The Real Black Panthers are Dying in Prison

The terrible condition of elderly Black prisoners in the United States who are veterans of the struggle of Black people for freedom in the 1960s and 70s is an indictment of US democracy and its judiciary. The prisoners below (not an exhaustive list) have been incarcerated during at least three and up to seven alternations between Republican and Democratic administrations, including Carter, Clinton, Obama, and now Biden.

These and other prisoners have faced a unified and decades-long effort by ruling-class personalities of all backgrounds to exclude all recognition and mention of them from public life. The most high-profile among them – Mumia Abu-Jamal – is confined to the sphere of journalistic activity through Pacifica Radio.

We can contrast this with the fate of the pro-independence Puerto Rican political prisoners, whose campaign in the 90s was joined by Puerto Rican members of the House and whose sentences were commuted by Clinton in 1999.

In one very instructive incident during Obama’s second term in early 2014, a Senate with a secure Democratic majority blocked the administration’s nomination of an NAACP official to fill a DOJ position. The sole reason for his rejection: he had committed the offense of serving as appeal counsel for Mumia. The clear message of this event was twofold. First, the most important characteristic for a liberal lawyer’s career advancement in our time is cowardice. Second, Black political prisoners are so far removed from the acceptable political world that simply working for their constitutional rights will disqualify someone from holding public office.

In the decades since the conclusion of the mass movements of the 60s and 70s, former political prisoners have filled parliamentary and executive seats in governments throughout the world. Aside from the often-cited case of Nelson Mandela, one encounters opposition parliamentarians in Ireland and Basque Country; a recent series of once imprisoned ex-guerrillas at the summit of their respective states in Bolivia, Uruguay, and Brazil; etc.

On the one hand, this teaches us a lesson on the flexibility of the party systems of capitalist democracy: their capacity to renew themselves while keeping basic economic relations in place. On the other hand, it exposes just how restricted and hypocritical are the limits of the world’s “model” democracy here in the US. Here, the Democratic Party as a whole in 2021 approaches the question of Black political prisoners in the same way Margaret Thatcher in 1981 approached the election of Irish political prisoner Bobby Sands to the British Parliament: “Crime is crime is crime. It is not political. It is crime. There can be no question of granting political status.” Thus, we have the travesty of elders cruelly mistreated – essentially sentenced to death by medical neglect – and a society fixed in its dense refusal to consider the context and nature of their convictions.
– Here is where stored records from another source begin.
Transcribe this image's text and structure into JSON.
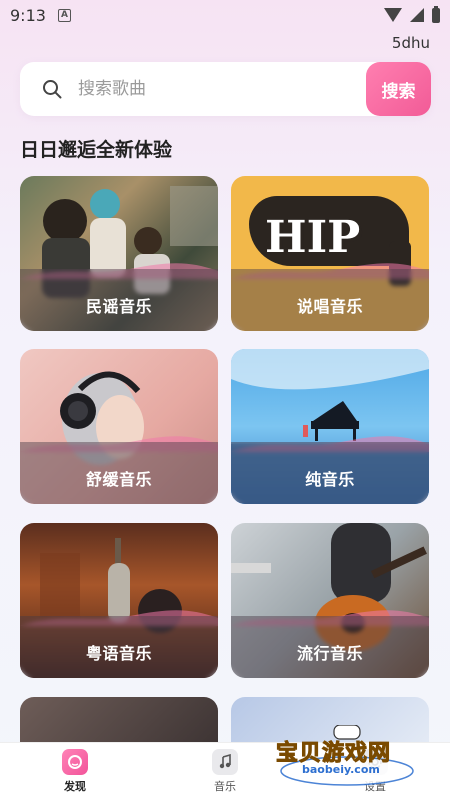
{
  "status_bar": {
    "time": "9:13",
    "notification_letter": "A"
  },
  "username": "5dhu",
  "search": {
    "placeholder": "搜索歌曲",
    "button_label": "搜索"
  },
  "section_title": "日日邂逅全新体验",
  "categories": [
    {
      "label": "民谣音乐"
    },
    {
      "label": "说唱音乐",
      "image_text": "HIP"
    },
    {
      "label": "舒缓音乐"
    },
    {
      "label": "纯音乐"
    },
    {
      "label": "粤语音乐"
    },
    {
      "label": "流行音乐"
    }
  ],
  "bottom_nav": [
    {
      "label": "发现",
      "icon": "discover-icon",
      "active": true
    },
    {
      "label": "音乐",
      "icon": "music-note-icon",
      "active": false
    },
    {
      "label": "设置",
      "icon": "settings-icon",
      "active": false
    }
  ],
  "watermark": {
    "title": "宝贝游戏网",
    "url": "baobeiy.com"
  },
  "colors": {
    "accent": "#f25b97",
    "background": "#f4f1fb"
  }
}
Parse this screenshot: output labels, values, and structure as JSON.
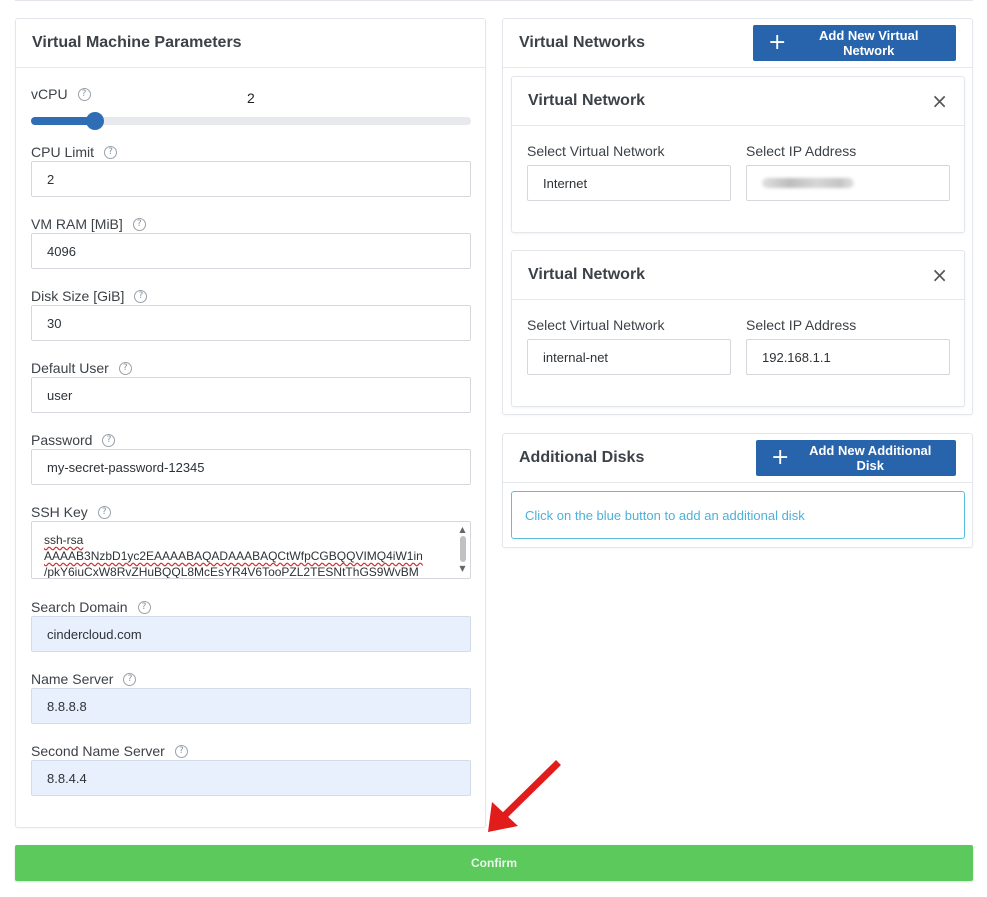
{
  "vm_params": {
    "title": "Virtual Machine Parameters",
    "help_glyph": "?",
    "vcpu": {
      "label": "vCPU",
      "value": "2",
      "fraction": 0.08
    },
    "cpu_limit": {
      "label": "CPU Limit",
      "value": "2"
    },
    "ram": {
      "label": "VM RAM [MiB]",
      "value": "4096"
    },
    "disk": {
      "label": "Disk Size [GiB]",
      "value": "30"
    },
    "default_user": {
      "label": "Default User",
      "value": "user"
    },
    "password": {
      "label": "Password",
      "value": "my-secret-password-12345"
    },
    "ssh_key": {
      "label": "SSH Key",
      "line1": "ssh-rsa",
      "line2": "AAAAB3NzbD1yc2EAAAABAQADAAABAQCtWfpCGBQQVIMQ4iW1in",
      "line3": "/pkY6iuCxW8RvZHuBQQL8McEsYR4V6TooPZL2TESNtThGS9WvBM"
    },
    "search_domain": {
      "label": "Search Domain",
      "value": "cindercloud.com"
    },
    "name_server": {
      "label": "Name Server",
      "value": "8.8.8.8"
    },
    "second_name_server": {
      "label": "Second Name Server",
      "value": "8.8.4.4"
    }
  },
  "virtual_networks": {
    "title": "Virtual Networks",
    "add_button": {
      "icon": "+",
      "label": "Add New Virtual Network"
    },
    "items": [
      {
        "title": "Virtual Network",
        "close": "×",
        "network_label": "Select Virtual Network",
        "network_value": "Internet",
        "ip_label": "Select IP Address",
        "ip_value": ""
      },
      {
        "title": "Virtual Network",
        "close": "×",
        "network_label": "Select Virtual Network",
        "network_value": "internal-net",
        "ip_label": "Select IP Address",
        "ip_value": "192.168.1.1"
      }
    ]
  },
  "additional_disks": {
    "title": "Additional Disks",
    "add_button": {
      "icon": "+",
      "label": "Add New Additional Disk"
    },
    "info": "Click on the blue button to add an additional disk"
  },
  "confirm_label": "Confirm",
  "colors": {
    "primary": "#2764ab",
    "confirm": "#5cc95c",
    "info": "#5bc0de",
    "annotation_arrow": "#e21b1b"
  }
}
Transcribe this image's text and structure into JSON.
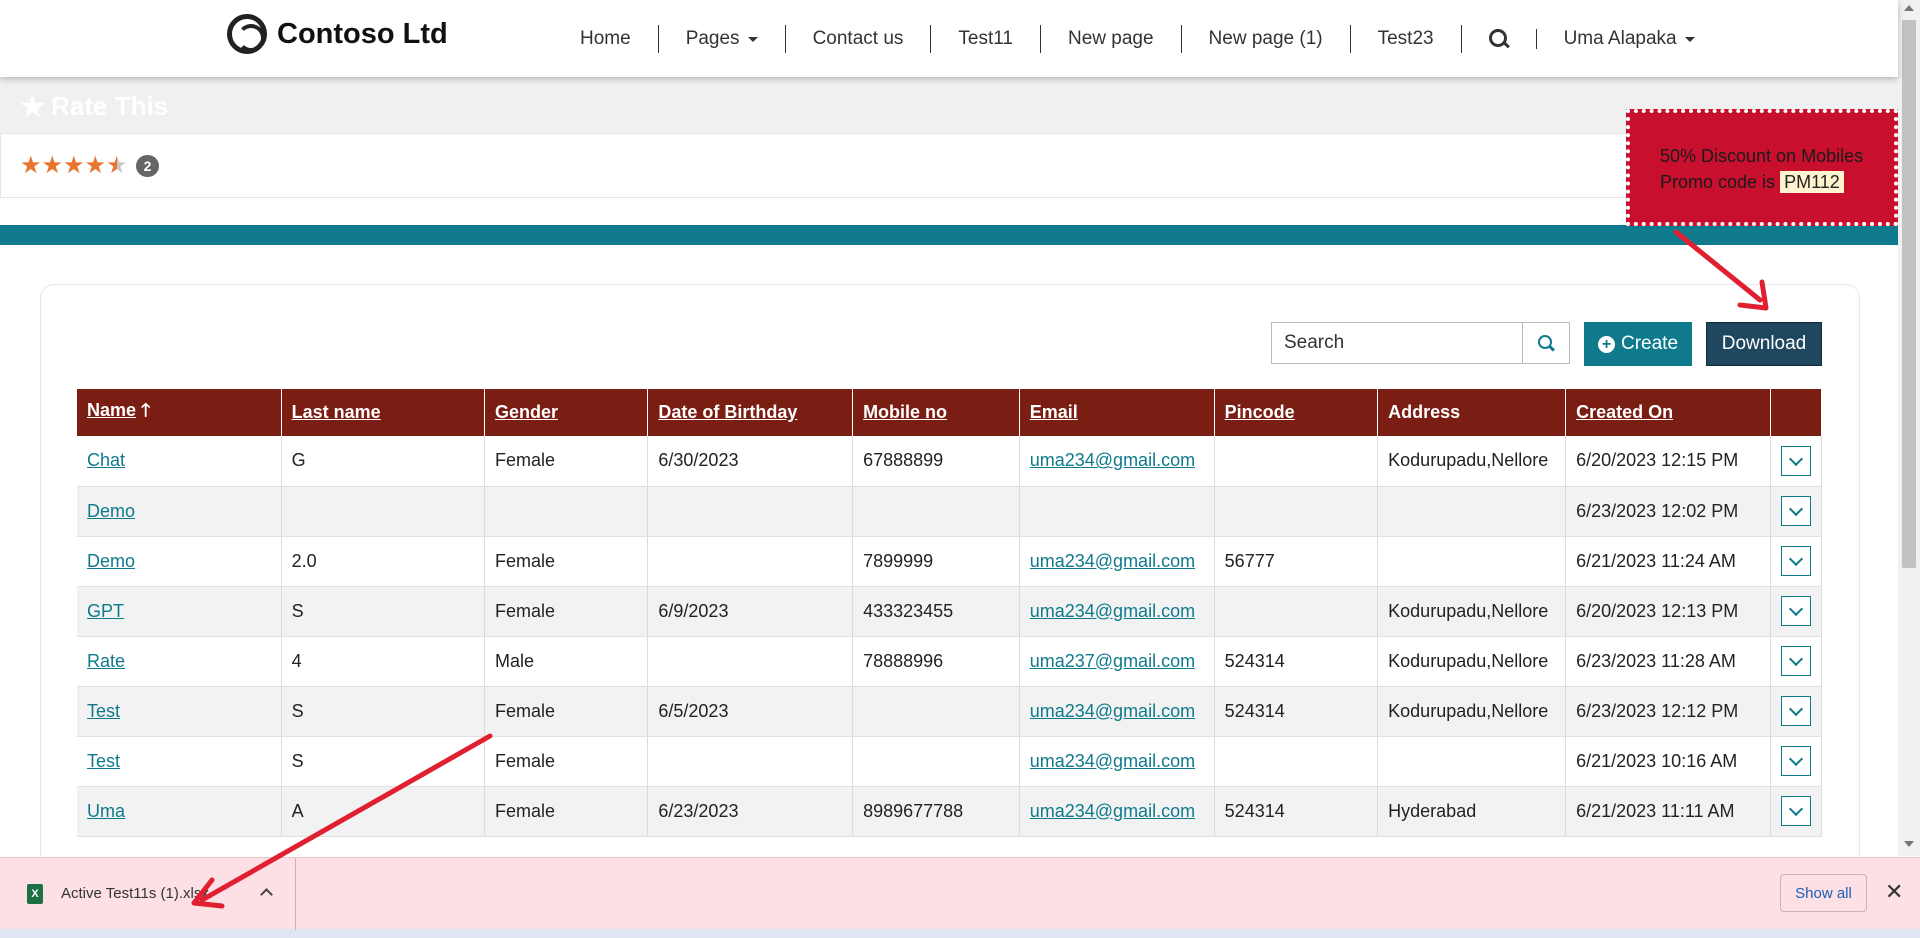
{
  "navbar": {
    "brand": "Contoso Ltd",
    "items": [
      {
        "label": "Home"
      },
      {
        "label": "Pages"
      },
      {
        "label": "Contact us"
      },
      {
        "label": "Test11"
      },
      {
        "label": "New page"
      },
      {
        "label": "New page (1)"
      },
      {
        "label": "Test23"
      }
    ],
    "user": "Uma Alapaka",
    "icons": {
      "search": "search-icon",
      "caret": "chevron-down-icon"
    }
  },
  "rate": {
    "title": "Rate This",
    "rating": 4.5,
    "max_rating": 5,
    "count": "2",
    "star_color": "#e8742e"
  },
  "promo": {
    "line1": "50% Discount on Mobiles",
    "line2_prefix": "Promo code is",
    "code": "PM112",
    "bg_color": "#c8102e"
  },
  "toolbar": {
    "search_placeholder": "Search",
    "create_label": "Create",
    "download_label": "Download"
  },
  "table": {
    "headers": {
      "name": "Name",
      "last_name": "Last name",
      "gender": "Gender",
      "dob": "Date of Birthday",
      "mobile": "Mobile no",
      "email": "Email",
      "pincode": "Pincode",
      "address": "Address",
      "created_on": "Created On"
    },
    "rows": [
      {
        "name": "Chat",
        "last_name": "G",
        "gender": "Female",
        "dob": "6/30/2023",
        "mobile": "67888899",
        "email": "uma234@gmail.com",
        "pincode": "",
        "address": "Kodurupadu,Nellore",
        "created_on": "6/20/2023 12:15 PM"
      },
      {
        "name": "Demo",
        "last_name": "",
        "gender": "",
        "dob": "",
        "mobile": "",
        "email": "",
        "pincode": "",
        "address": "",
        "created_on": "6/23/2023 12:02 PM"
      },
      {
        "name": "Demo",
        "last_name": "2.0",
        "gender": "Female",
        "dob": "",
        "mobile": "7899999",
        "email": "uma234@gmail.com",
        "pincode": "56777",
        "address": "",
        "created_on": "6/21/2023 11:24 AM"
      },
      {
        "name": "GPT",
        "last_name": "S",
        "gender": "Female",
        "dob": "6/9/2023",
        "mobile": "433323455",
        "email": "uma234@gmail.com",
        "pincode": "",
        "address": "Kodurupadu,Nellore",
        "created_on": "6/20/2023 12:13 PM"
      },
      {
        "name": "Rate",
        "last_name": "4",
        "gender": "Male",
        "dob": "",
        "mobile": "78888996",
        "email": "uma237@gmail.com",
        "pincode": "524314",
        "address": "Kodurupadu,Nellore",
        "created_on": "6/23/2023 11:28 AM"
      },
      {
        "name": "Test",
        "last_name": "S",
        "gender": "Female",
        "dob": "6/5/2023",
        "mobile": "",
        "email": "uma234@gmail.com",
        "pincode": "524314",
        "address": "Kodurupadu,Nellore",
        "created_on": "6/23/2023 12:12 PM"
      },
      {
        "name": "Test",
        "last_name": "S",
        "gender": "Female",
        "dob": "",
        "mobile": "",
        "email": "uma234@gmail.com",
        "pincode": "",
        "address": "",
        "created_on": "6/21/2023 10:16 AM"
      },
      {
        "name": "Uma",
        "last_name": "A",
        "gender": "Female",
        "dob": "6/23/2023",
        "mobile": "8989677788",
        "email": "uma234@gmail.com",
        "pincode": "524314",
        "address": "Hyderabad",
        "created_on": "6/21/2023 11:11 AM"
      }
    ]
  },
  "download_bar": {
    "file_name": "Active Test11s (1).xlsx",
    "show_all": "Show all",
    "close": "✕",
    "file_icon": "excel-file-icon"
  },
  "colors": {
    "header_bg": "#7a1e14",
    "accent": "#0e7a8c",
    "download_btn": "#1f4760",
    "annotation_arrow": "#e02030"
  }
}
Today, fictional Panthers are on the silver screen, while real Panthers are dying in prison. The dire condition of Black political prisoners in the US is a result of the dire political atmosphere. Students must take up the democratic demand to return all political prisoners to their families. Students must educate others about these cases, pointing to the need for a movement of all nationalities that will uphold complete equality and the right to self-determination for all oppressed nations.

Mumia Abu-Jamal – 66 years old. Convicted 1982. Former member of the Black Panther Party (BPP) and supporter of MOVE. Congestive heart failure, COVID-19, and organ failure of the skin.

Jamil Abdullah Al-Amin – 77 years old. Convicted 2000. Former chairman of the Student Nonviolent Coordinating Committee (SNCC) (1967–1968; 1969–). Blind and fighting cancer.

Sundiata Acoli – 84 years old. Convicted 1974. Former member of the BPP and the Black Liberation Army (BLA). COVID-19, early stage dementia, and cardiovascular disease.

Kamau Sadiki – 68 years old. Convicted 2003. Former member of the BPP and the BLA. Left leg infected, hepatitis C, cirrhosis of the liver, and sarcoidosis.

Mutulu Shakur – 70 years old. Convicted 1988. Active with the Revolutionary Action Movement (RAM) and member of the Provisional Government of the Republic of New Afrika (PG-RNA). Fighting cancer.

Russell “Maroon” Shoatz – 77 years old. Convicted 1970. Former member of the BPP and the BLA. Fighting cancer.

The MDSO is a member organization of the Northeast Political Prisoner Coalition. Visit their website to learn more about these prisoners and more, and to support their campaigns for release. Free them all!